▶ [Goal of the exercise]:
The entries shown below are to be printed in full, unaltered.

▶ [Raw data]:
※
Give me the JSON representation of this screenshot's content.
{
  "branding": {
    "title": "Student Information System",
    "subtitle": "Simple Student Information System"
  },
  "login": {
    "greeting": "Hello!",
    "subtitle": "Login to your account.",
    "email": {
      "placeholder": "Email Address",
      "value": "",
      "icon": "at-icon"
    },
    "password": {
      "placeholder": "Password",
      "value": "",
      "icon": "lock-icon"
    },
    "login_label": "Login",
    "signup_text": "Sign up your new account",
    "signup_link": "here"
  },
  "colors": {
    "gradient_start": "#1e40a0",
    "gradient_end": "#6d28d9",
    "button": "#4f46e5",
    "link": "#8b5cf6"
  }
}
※
▶ [Answer to the exercise]:
Give me the JSON representation of this screenshot's content.
{
  "branding": {
    "title": "Student Information System",
    "subtitle": "Simple Student Information System"
  },
  "login": {
    "greeting": "Hello!",
    "subtitle": "Login to your account.",
    "email": {
      "placeholder": "Email Address",
      "value": "",
      "icon": "at-icon"
    },
    "password": {
      "placeholder": "Password",
      "value": "",
      "icon": "lock-icon"
    },
    "login_label": "Login",
    "signup_text": "Sign up your new account",
    "signup_link": "here"
  },
  "colors": {
    "gradient_start": "#1e40a0",
    "gradient_end": "#6d28d9",
    "button": "#4f46e5",
    "link": "#8b5cf6"
  }
}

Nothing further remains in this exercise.